The data sets for individual languages were provided by specialists in respective languages, who are referred to as contributors. The data sets are fully based on primary data elicited from native speakers (in some cases, contributors were native speakers themselves). It was the contributor’s responsibility to prepare a coherent data set, to interlinearize the examples, to identify nominal causal markers employed in individual translations, and to help with further annotations when necessary. The contributors were instructed to register multiple translational equivalents when they were available. However, for each stimulus sentence a maximum of one translation was tagged as “main” based on criteria of naturalness and/or frequency, whereas all other translations, if provided, were tagged as “alternate”. The distinction between “main” and “alternate” translation can be relevant for data interpretation, as some of the statistical techniques employed do not easily take variability into account.
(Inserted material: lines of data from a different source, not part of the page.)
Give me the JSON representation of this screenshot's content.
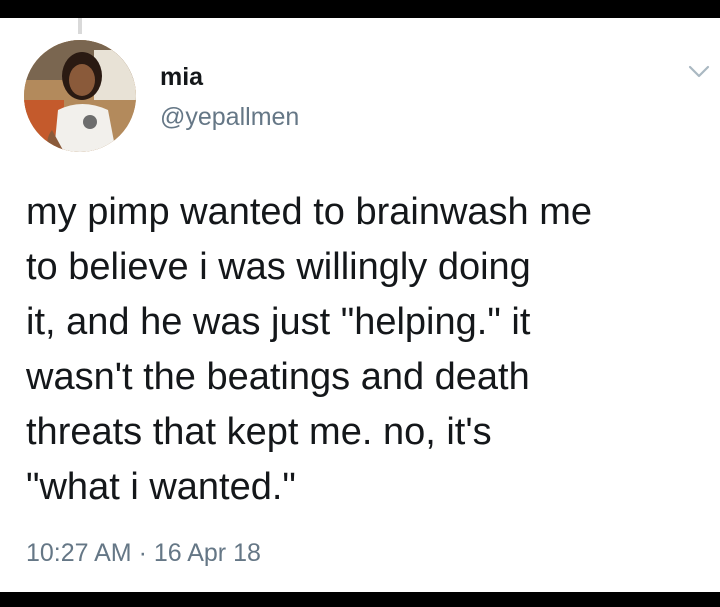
{
  "tweet": {
    "author": {
      "display_name": "mia",
      "handle": "@yepallmen",
      "avatar_icon": "profile-photo"
    },
    "menu_icon": "chevron-down-icon",
    "text": "my pimp wanted to brainwash me\nto believe i was willingly doing\nit, and he was just \"helping.\" it\nwasn't the beatings and death\nthreats that kept me. no, it's\n\"what i wanted.\"",
    "time": "10:27 AM",
    "separator": " · ",
    "date": "16 Apr 18"
  },
  "colors": {
    "background": "#ffffff",
    "frame": "#000000",
    "text": "#14171a",
    "secondary": "#657786",
    "chevron": "#aab8c2"
  }
}
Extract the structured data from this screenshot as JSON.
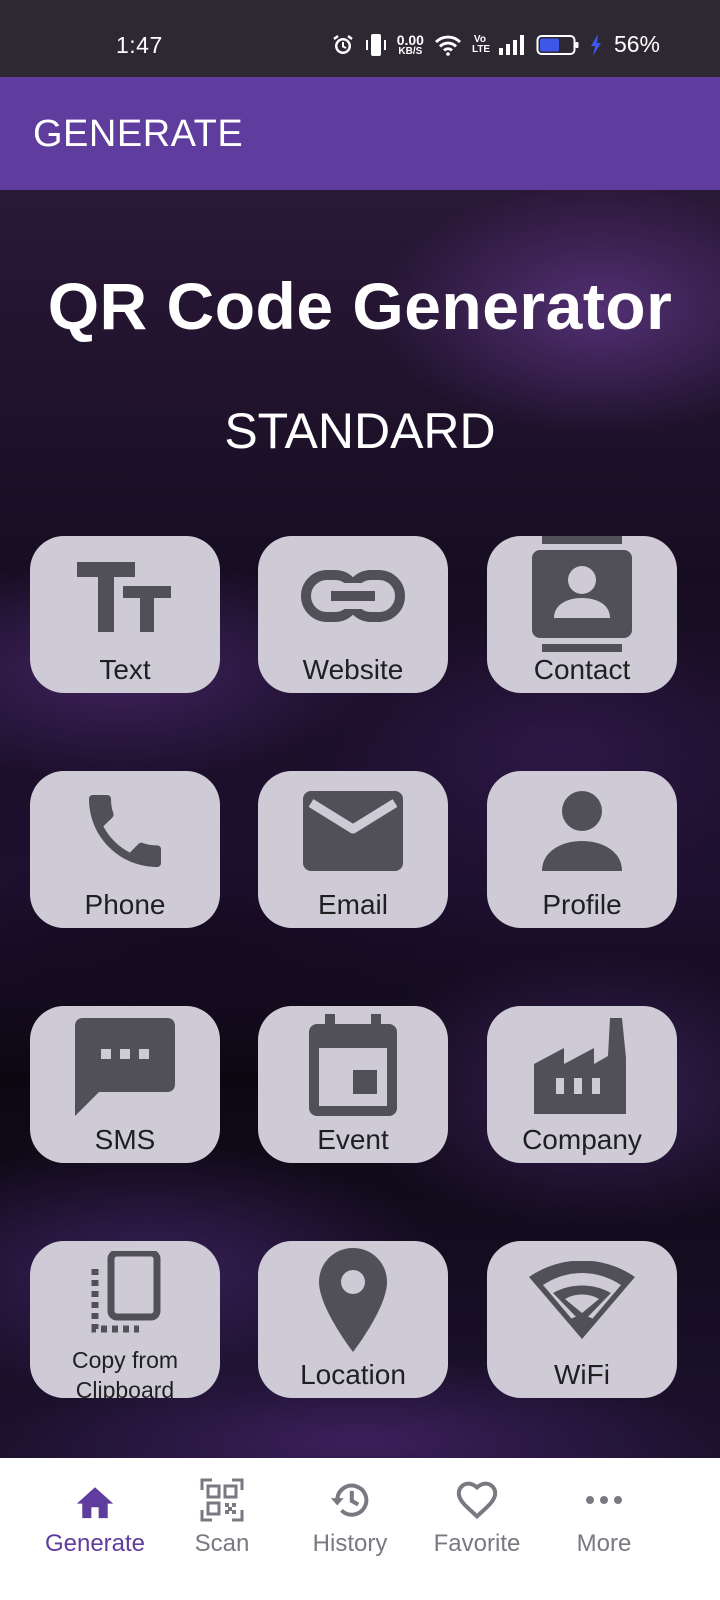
{
  "status_bar": {
    "time": "1:47",
    "net_speed_value": "0.00",
    "net_speed_unit": "KB/S",
    "volte": "Vo LTE",
    "battery_percent": "56%",
    "icons": [
      "alarm-icon",
      "vibrate-icon",
      "wifi-icon",
      "volte-icon",
      "signal-icon",
      "battery-icon",
      "charging-icon"
    ]
  },
  "app_bar": {
    "title": "GENERATE",
    "color": "#5f3d9e"
  },
  "main": {
    "title": "QR Code Generator",
    "section": "STANDARD",
    "tiles": [
      {
        "label": "Text",
        "icon": "text-icon"
      },
      {
        "label": "Website",
        "icon": "link-icon"
      },
      {
        "label": "Contact",
        "icon": "contact-icon"
      },
      {
        "label": "Phone",
        "icon": "phone-icon"
      },
      {
        "label": "Email",
        "icon": "email-icon"
      },
      {
        "label": "Profile",
        "icon": "profile-icon"
      },
      {
        "label": "SMS",
        "icon": "sms-icon"
      },
      {
        "label": "Event",
        "icon": "calendar-icon"
      },
      {
        "label": "Company",
        "icon": "factory-icon"
      },
      {
        "label": "Copy from Clipboard",
        "icon": "clipboard-icon"
      },
      {
        "label": "Location",
        "icon": "location-pin-icon"
      },
      {
        "label": "WiFi",
        "icon": "wifi-icon"
      }
    ]
  },
  "bottom_nav": {
    "items": [
      {
        "label": "Generate",
        "icon": "home-icon",
        "active": true
      },
      {
        "label": "Scan",
        "icon": "qr-scan-icon",
        "active": false
      },
      {
        "label": "History",
        "icon": "history-icon",
        "active": false
      },
      {
        "label": "Favorite",
        "icon": "heart-icon",
        "active": false
      },
      {
        "label": "More",
        "icon": "more-dots-icon",
        "active": false
      }
    ],
    "active_color": "#5f3d9e",
    "inactive_color": "#7a7880"
  }
}
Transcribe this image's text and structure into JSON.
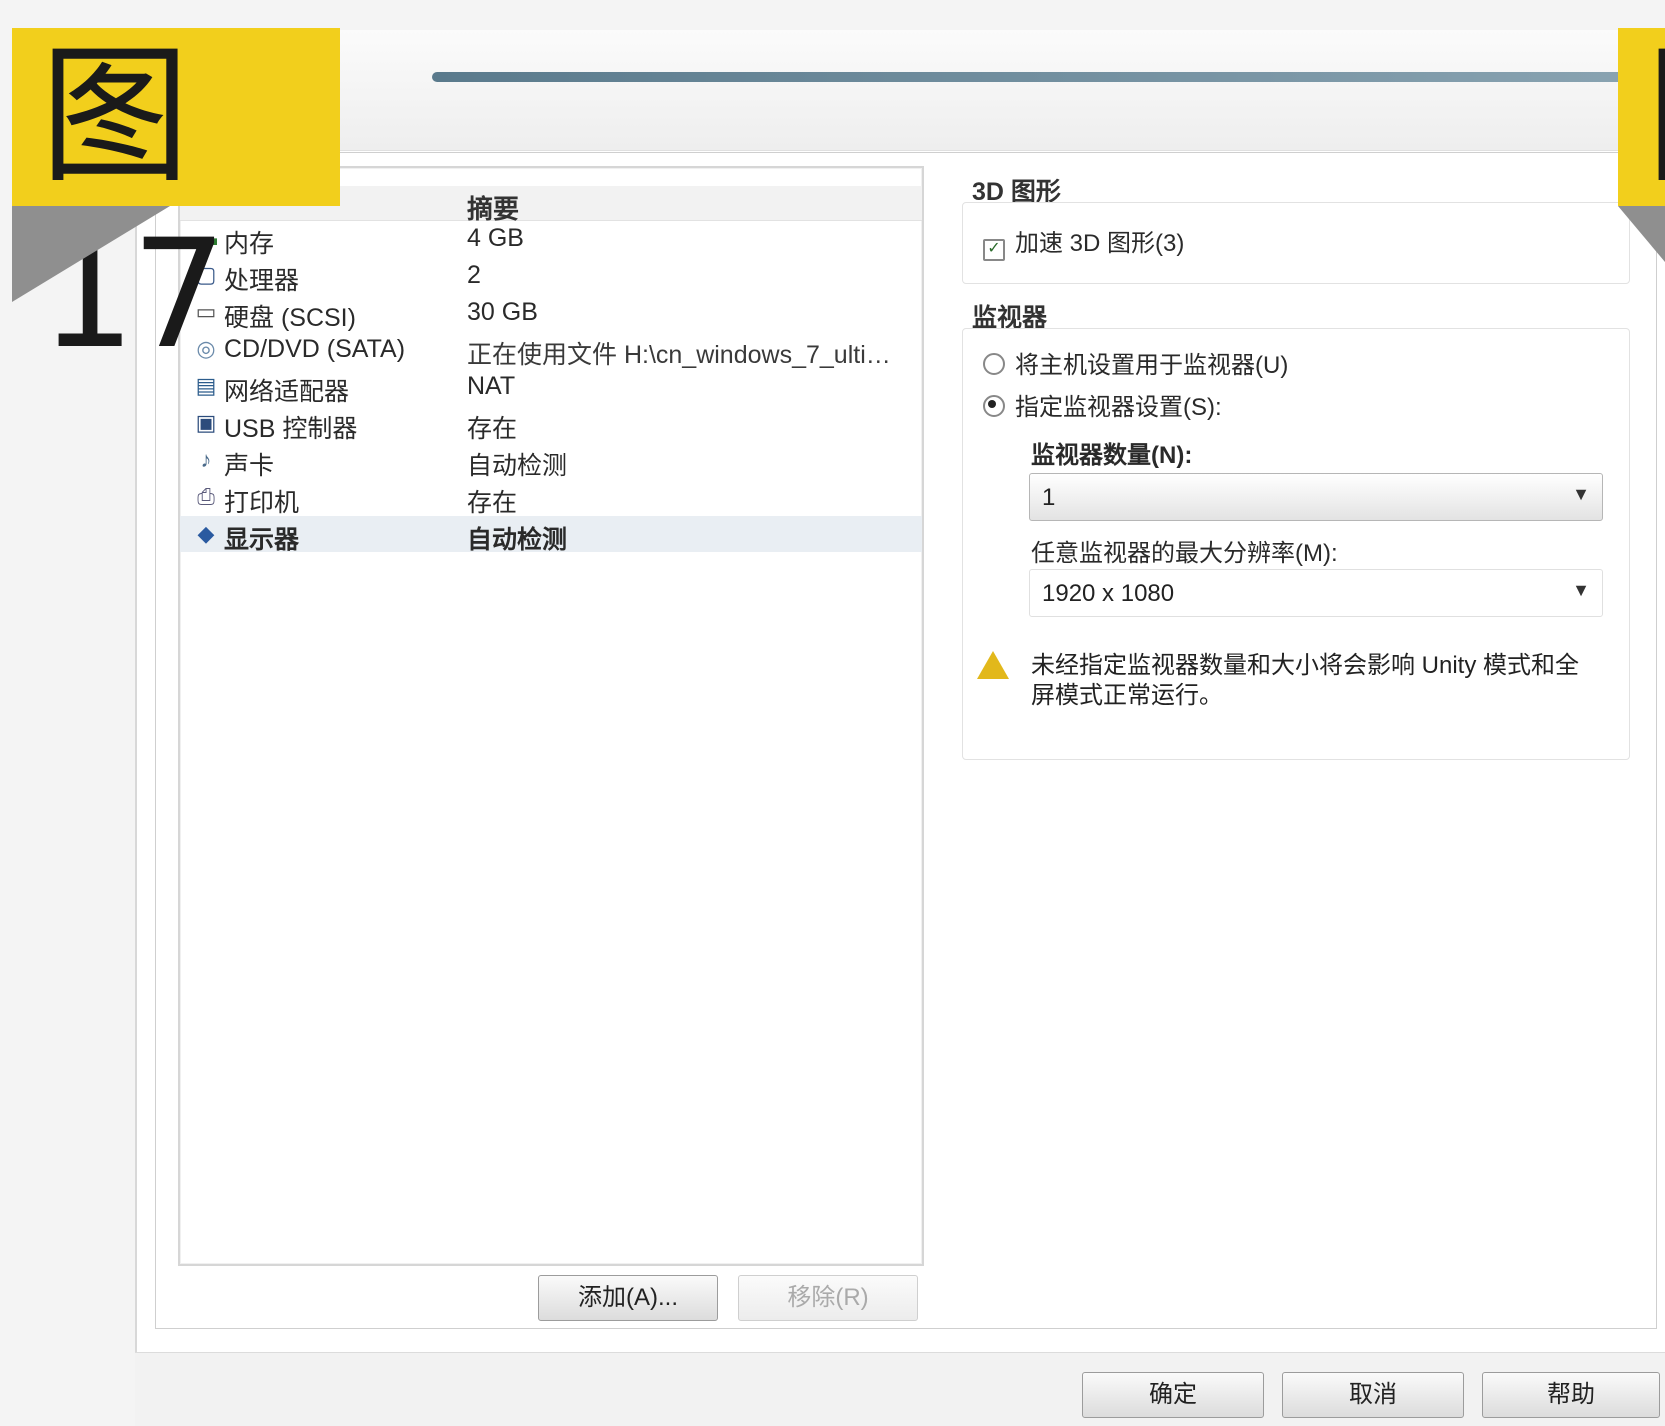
{
  "badge": {
    "text": "图17",
    "partial_text": "图"
  },
  "device_list": {
    "column_header": "摘要",
    "rows": [
      {
        "icon": "memory-icon",
        "name": "内存",
        "value": "4 GB",
        "selected": false
      },
      {
        "icon": "processor-icon",
        "name": "处理器",
        "value": "2",
        "selected": false
      },
      {
        "icon": "hard-disk-icon",
        "name": "硬盘 (SCSI)",
        "value": "30 GB",
        "selected": false
      },
      {
        "icon": "cd-dvd-icon",
        "name": "CD/DVD (SATA)",
        "value": "正在使用文件 H:\\cn_windows_7_ultimate...",
        "selected": false
      },
      {
        "icon": "network-adapter-icon",
        "name": "网络适配器",
        "value": "NAT",
        "selected": false
      },
      {
        "icon": "usb-controller-icon",
        "name": "USB 控制器",
        "value": "存在",
        "selected": false
      },
      {
        "icon": "sound-card-icon",
        "name": "声卡",
        "value": "自动检测",
        "selected": false
      },
      {
        "icon": "printer-icon",
        "name": "打印机",
        "value": "存在",
        "selected": false
      },
      {
        "icon": "display-icon",
        "name": "显示器",
        "value": "自动检测",
        "selected": true
      }
    ],
    "add_button": "添加(A)...",
    "remove_button": "移除(R)"
  },
  "settings": {
    "graphics_3d": {
      "title": "3D 图形",
      "accelerate_label": "加速 3D 图形(3)",
      "accelerate_checked": true
    },
    "monitors": {
      "title": "监视器",
      "use_host_label": "将主机设置用于监视器(U)",
      "specify_label": "指定监视器设置(S):",
      "selected": "specify",
      "count_label": "监视器数量(N):",
      "count_value": "1",
      "max_res_label": "任意监视器的最大分辨率(M):",
      "max_res_value": "1920 x 1080"
    },
    "warning_text": "未经指定监视器数量和大小将会影响 Unity 模式和全屏模式正常运行。",
    "warning_icon": "warning-icon"
  },
  "footer": {
    "ok": "确定",
    "cancel": "取消",
    "help": "帮助"
  },
  "colors": {
    "badge": "#f2cf1c",
    "selected_row": "#e9eef3",
    "warning": "#e2b81b"
  }
}
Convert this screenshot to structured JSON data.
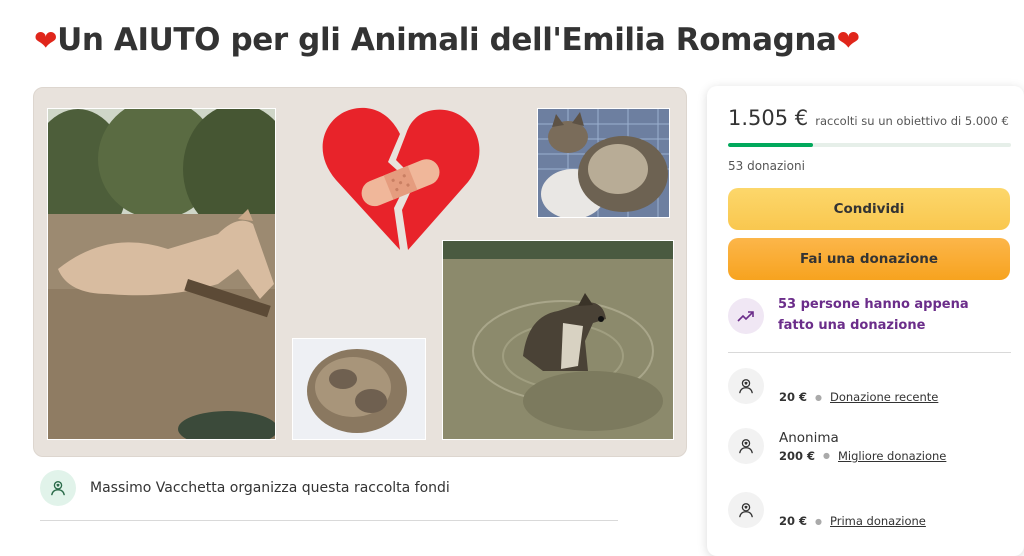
{
  "page": {
    "title": "Un AIUTO per gli Animali dell'Emilia Romagna",
    "title_emoji": "❤"
  },
  "collage": {
    "images": [
      {
        "id": "horse",
        "icon": "horse-in-flood-photo"
      },
      {
        "id": "broken-heart",
        "icon": "broken-heart-bandage-icon"
      },
      {
        "id": "muddy-cat",
        "icon": "muddy-cat-photo"
      },
      {
        "id": "hedgehog",
        "icon": "muddy-hedgehog-photo"
      },
      {
        "id": "dog",
        "icon": "dog-in-flood-photo"
      }
    ]
  },
  "organizer": {
    "text": "Massimo Vacchetta organizza questa raccolta fondi",
    "icon": "heart-hand-icon"
  },
  "sidebar": {
    "raised": "1.505 €",
    "goal_text": "raccolti su un obiettivo di 5.000 €",
    "progress_fraction": 0.301,
    "donations_count": "53 donazioni",
    "share_label": "Condividi",
    "donate_label": "Fai una donazione",
    "recent_activity": "53 persone hanno appena fatto una donazione",
    "donations": [
      {
        "name": "",
        "amount": "20 €",
        "tag": "Donazione recente"
      },
      {
        "name": "Anonima",
        "amount": "200 €",
        "tag": "Migliore donazione"
      },
      {
        "name": "",
        "amount": "20 €",
        "tag": "Prima donazione"
      }
    ]
  },
  "colors": {
    "progress": "#02a95c",
    "share_button": "#f9c74f",
    "donate_button": "#f7a31f",
    "accent_purple": "#6b2d8a",
    "heart": "#e0261b"
  }
}
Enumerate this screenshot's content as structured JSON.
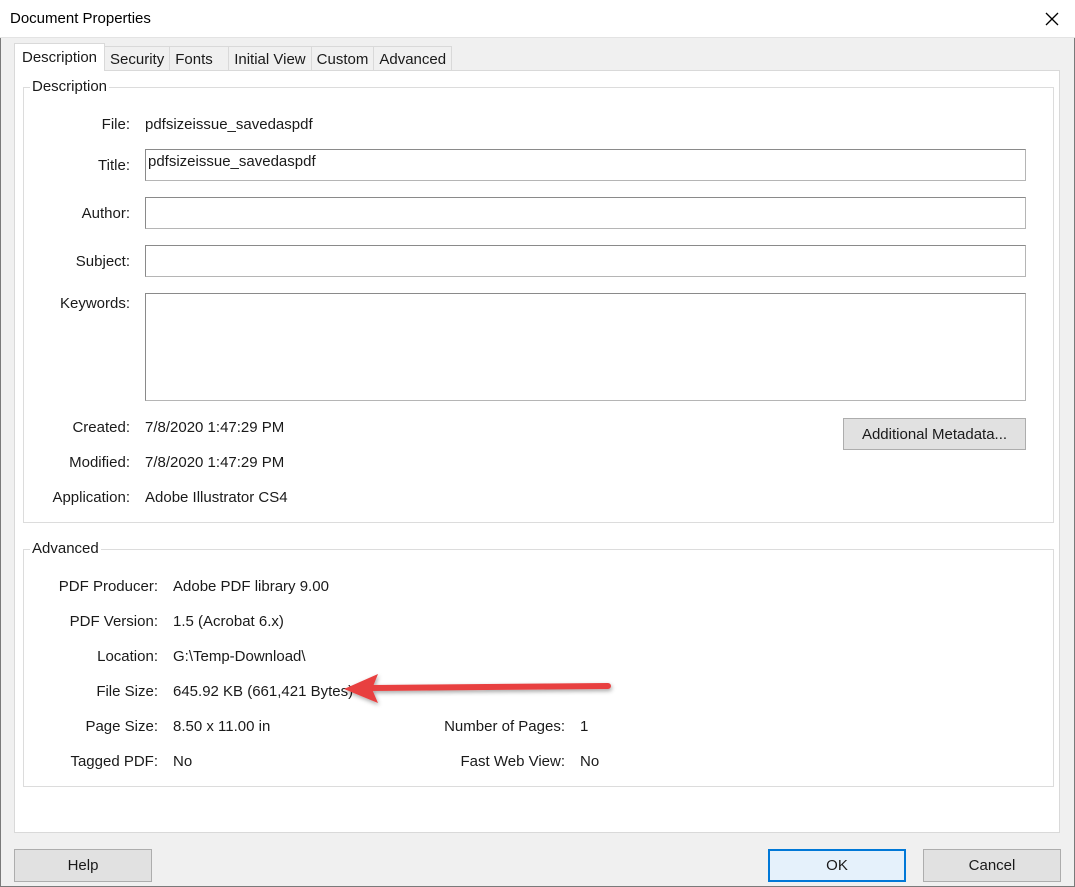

At the next stage of data processing, each nominal causal marker was tagged for its morphosyntactic type, degree of explicitness, and polysemy / syncretism as discussed in How to read the data. This markup as well as the final technical preparation of the data set for the inclusion in the database was done by coders, namely Natalia Logvinova, Sergey Say, or Elizaveta Zabelina. Whenever possible, the coders consulted available grammatical descriptions and discussed controversial cases with the contributors.

The data collected within the framework of the project are subject to analysis in a multitude of perspectives: semantic, cognitive, areal, etc. Some results of these endeavors are available in the Publications section.

History of the project

NoCaCoDa emerged as part of the research project “Causal Constructions in World Languages (Semantics and Typology)” supported by a grant from the Russian Science Foundation (grant No. 18-18-00472, Principal Investigator V. S. Xrakovskij). This database was envisaged during the first stage (2018–2020) of the project and actually created and made publicly available during its second stage (2021–2022). Throughout this period, Natalia Zaika co-ordinated the project at large; she was also responsible for a similar subproject devoted to clausal causal constructions. Sergey Say bears primary responsibility for preparing the questionnaire used for NoCaCoDa, which was discussed with other members of the grant project. NoCaCoDa’s team also includes Natalia Logvinova and Elizaveta Zabelina as core members, as well as language contributors, see Team for further details. Despite the official completion of the RSF-funded project in 2022, NoCaCoDa is expected to further grow in its coverage and new results are to appear in print.